To start off with you will need to 3D print 3 of the Pand tilt motor mount with 16mm bearing.stl files. Once you are done printing you can then take 2 of the bearings and place them in the hole on the bottom of the plate as shown in the photo above. Then take a brass stand-off and hammer it into the bearings from the other side of the plate about 3mm. Now take an M3 bolt and screw it into the stand-off from the bottom as shown in the photo above. Take the big gear and hammer slightly onto the top stand off. Attach the stepper motor using the 4 small holes at the other end of the plate. Attach the small gear onto the shaft of the motor and then place the drive belt onto the two gears.

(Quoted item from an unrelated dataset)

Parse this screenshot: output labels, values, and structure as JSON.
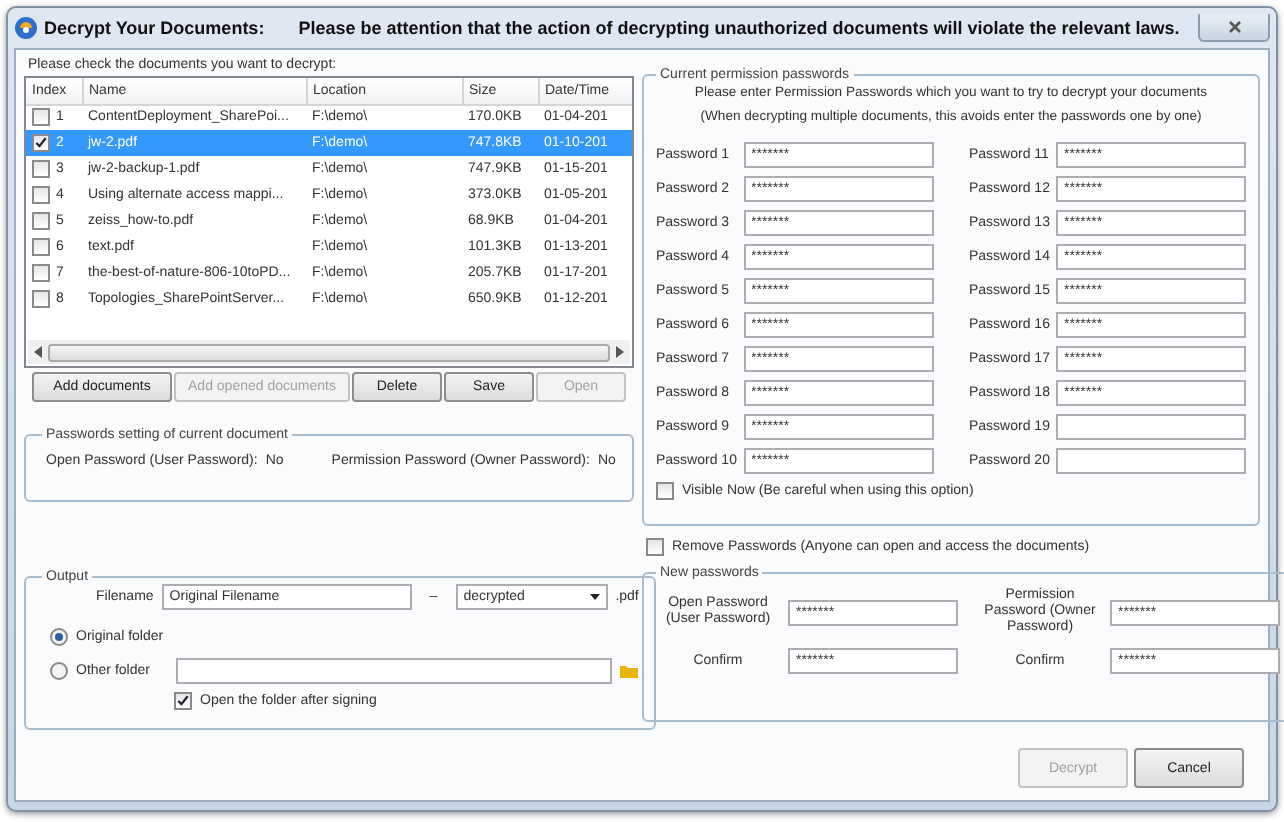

Step 2: Bottom Yoke Section
Now 3D print the Bottom Yolk Section.stl. Once it has finished printing use some form of heating to heat the pipe section on the bottom of the yoke and then place it onto the big gear lining the hole up on the pipe with one of the grub screw holes on the gear. Screw an M4 bolt into the hole securing the bottom yoke section onto the big gear. Now fix the second motor to the Yoke section using an L-bracket, 4x M3 screws and 4x M4 nut and bolts. Fix another L-bracket to the other side using only two M4 nut and bolts. Fix it so that it extends further out than the body of the yoke section as the photo shows above.
Step 3: Tilt Mechanism

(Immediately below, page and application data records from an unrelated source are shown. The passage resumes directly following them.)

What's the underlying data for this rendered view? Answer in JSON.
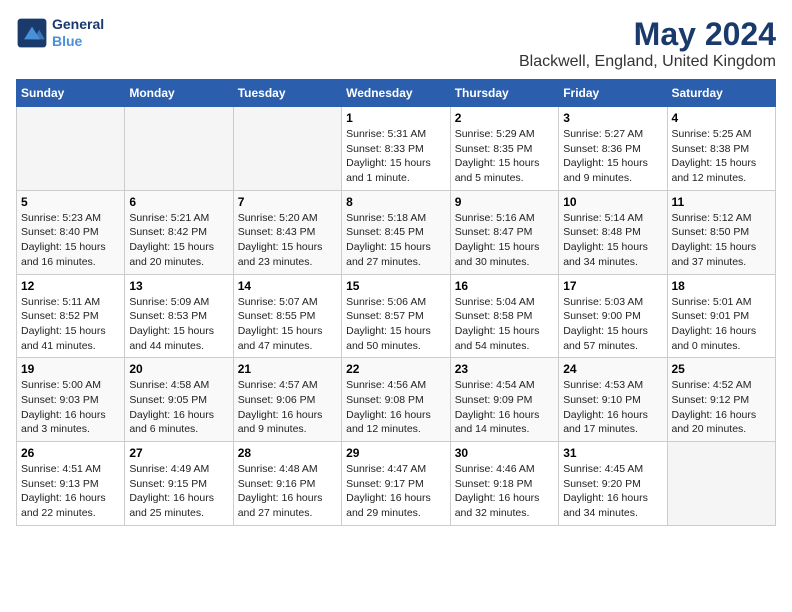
{
  "logo": {
    "line1": "General",
    "line2": "Blue"
  },
  "title": "May 2024",
  "subtitle": "Blackwell, England, United Kingdom",
  "weekdays": [
    "Sunday",
    "Monday",
    "Tuesday",
    "Wednesday",
    "Thursday",
    "Friday",
    "Saturday"
  ],
  "weeks": [
    [
      {
        "day": "",
        "info": ""
      },
      {
        "day": "",
        "info": ""
      },
      {
        "day": "",
        "info": ""
      },
      {
        "day": "1",
        "info": "Sunrise: 5:31 AM\nSunset: 8:33 PM\nDaylight: 15 hours and 1 minute."
      },
      {
        "day": "2",
        "info": "Sunrise: 5:29 AM\nSunset: 8:35 PM\nDaylight: 15 hours and 5 minutes."
      },
      {
        "day": "3",
        "info": "Sunrise: 5:27 AM\nSunset: 8:36 PM\nDaylight: 15 hours and 9 minutes."
      },
      {
        "day": "4",
        "info": "Sunrise: 5:25 AM\nSunset: 8:38 PM\nDaylight: 15 hours and 12 minutes."
      }
    ],
    [
      {
        "day": "5",
        "info": "Sunrise: 5:23 AM\nSunset: 8:40 PM\nDaylight: 15 hours and 16 minutes."
      },
      {
        "day": "6",
        "info": "Sunrise: 5:21 AM\nSunset: 8:42 PM\nDaylight: 15 hours and 20 minutes."
      },
      {
        "day": "7",
        "info": "Sunrise: 5:20 AM\nSunset: 8:43 PM\nDaylight: 15 hours and 23 minutes."
      },
      {
        "day": "8",
        "info": "Sunrise: 5:18 AM\nSunset: 8:45 PM\nDaylight: 15 hours and 27 minutes."
      },
      {
        "day": "9",
        "info": "Sunrise: 5:16 AM\nSunset: 8:47 PM\nDaylight: 15 hours and 30 minutes."
      },
      {
        "day": "10",
        "info": "Sunrise: 5:14 AM\nSunset: 8:48 PM\nDaylight: 15 hours and 34 minutes."
      },
      {
        "day": "11",
        "info": "Sunrise: 5:12 AM\nSunset: 8:50 PM\nDaylight: 15 hours and 37 minutes."
      }
    ],
    [
      {
        "day": "12",
        "info": "Sunrise: 5:11 AM\nSunset: 8:52 PM\nDaylight: 15 hours and 41 minutes."
      },
      {
        "day": "13",
        "info": "Sunrise: 5:09 AM\nSunset: 8:53 PM\nDaylight: 15 hours and 44 minutes."
      },
      {
        "day": "14",
        "info": "Sunrise: 5:07 AM\nSunset: 8:55 PM\nDaylight: 15 hours and 47 minutes."
      },
      {
        "day": "15",
        "info": "Sunrise: 5:06 AM\nSunset: 8:57 PM\nDaylight: 15 hours and 50 minutes."
      },
      {
        "day": "16",
        "info": "Sunrise: 5:04 AM\nSunset: 8:58 PM\nDaylight: 15 hours and 54 minutes."
      },
      {
        "day": "17",
        "info": "Sunrise: 5:03 AM\nSunset: 9:00 PM\nDaylight: 15 hours and 57 minutes."
      },
      {
        "day": "18",
        "info": "Sunrise: 5:01 AM\nSunset: 9:01 PM\nDaylight: 16 hours and 0 minutes."
      }
    ],
    [
      {
        "day": "19",
        "info": "Sunrise: 5:00 AM\nSunset: 9:03 PM\nDaylight: 16 hours and 3 minutes."
      },
      {
        "day": "20",
        "info": "Sunrise: 4:58 AM\nSunset: 9:05 PM\nDaylight: 16 hours and 6 minutes."
      },
      {
        "day": "21",
        "info": "Sunrise: 4:57 AM\nSunset: 9:06 PM\nDaylight: 16 hours and 9 minutes."
      },
      {
        "day": "22",
        "info": "Sunrise: 4:56 AM\nSunset: 9:08 PM\nDaylight: 16 hours and 12 minutes."
      },
      {
        "day": "23",
        "info": "Sunrise: 4:54 AM\nSunset: 9:09 PM\nDaylight: 16 hours and 14 minutes."
      },
      {
        "day": "24",
        "info": "Sunrise: 4:53 AM\nSunset: 9:10 PM\nDaylight: 16 hours and 17 minutes."
      },
      {
        "day": "25",
        "info": "Sunrise: 4:52 AM\nSunset: 9:12 PM\nDaylight: 16 hours and 20 minutes."
      }
    ],
    [
      {
        "day": "26",
        "info": "Sunrise: 4:51 AM\nSunset: 9:13 PM\nDaylight: 16 hours and 22 minutes."
      },
      {
        "day": "27",
        "info": "Sunrise: 4:49 AM\nSunset: 9:15 PM\nDaylight: 16 hours and 25 minutes."
      },
      {
        "day": "28",
        "info": "Sunrise: 4:48 AM\nSunset: 9:16 PM\nDaylight: 16 hours and 27 minutes."
      },
      {
        "day": "29",
        "info": "Sunrise: 4:47 AM\nSunset: 9:17 PM\nDaylight: 16 hours and 29 minutes."
      },
      {
        "day": "30",
        "info": "Sunrise: 4:46 AM\nSunset: 9:18 PM\nDaylight: 16 hours and 32 minutes."
      },
      {
        "day": "31",
        "info": "Sunrise: 4:45 AM\nSunset: 9:20 PM\nDaylight: 16 hours and 34 minutes."
      },
      {
        "day": "",
        "info": ""
      }
    ]
  ]
}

Repeat the first step by attaching 2 bearings and brass standoffs to create the gear system how ever you will need to add an extra brass standoff on the other side of the bearings to attach the Tilt plate. You will then need to attach this plate to the stepper motor which has been attached to the bottom yoke plate making sure that the big gear faces outwards. This will then allow you to attach the small gear to the stepper shaft whilst also putting on the pulley belt.
Step 4: Tilt Mechanism: Part 2
You will then take the last Pand tilt motor mount with 16mm bearing.stl and attach it to the other side of the bottom yoke section using the L-bracket and 4x M3 screws and nuts. You will then add two bearings in the same way which you did in step 1 and in step 3. You will hammer in a brass standoff into the bearings on the side which faces in towards the Yoke. Then screw in an M3 screw and add another standoff onto the end of the other one like in the photo above.
Step 5: Adding Tilt Plate
Now you need to print out the Camera mount.stl file. Once you have printed this out you need to attach either end to the brass standoffs on either side using M3 screws. Once you have done this you are finished on the building side of things.
Step 6: Soldering and Wiring
You will now need to solder the pins to 2 easy driver boards as this is what we are going to use to drive the 2 stepper motors on the pan tilt mechanism. Above is the wiring diagram which shows the Raspberry Pi 3 as this is what I used when making. If you are using different versions of the Raspberry Pi then make sure you look at the GPIO header diagram of the Pi you are using and then change the signal and direction pins to suitable pins making sure you remember which is which. You will also have to change the pin numbers in the code later on. To power the easy drivers you will need a 9V 2A power supply. I have used the DC barrel jack of an Arduino and then used the power pins from the Arduino to power both easy drivers, however you may want to use something different.
Step 7: Setting Up Raspberry Pi and Installing Python Programs
You will need to download pantilt.py and 2motors.py and put it on your Raspberry Pi in the same directory. Then to start the timelapse you will have to run 2motors.py. A GUI should appear and this is where you input your settings for your time-lapse. At the moment the GUI is not fully finished but I will be adding more things soon. Feel free to write your own programs if you want to add any other functions that are not included in the GUI.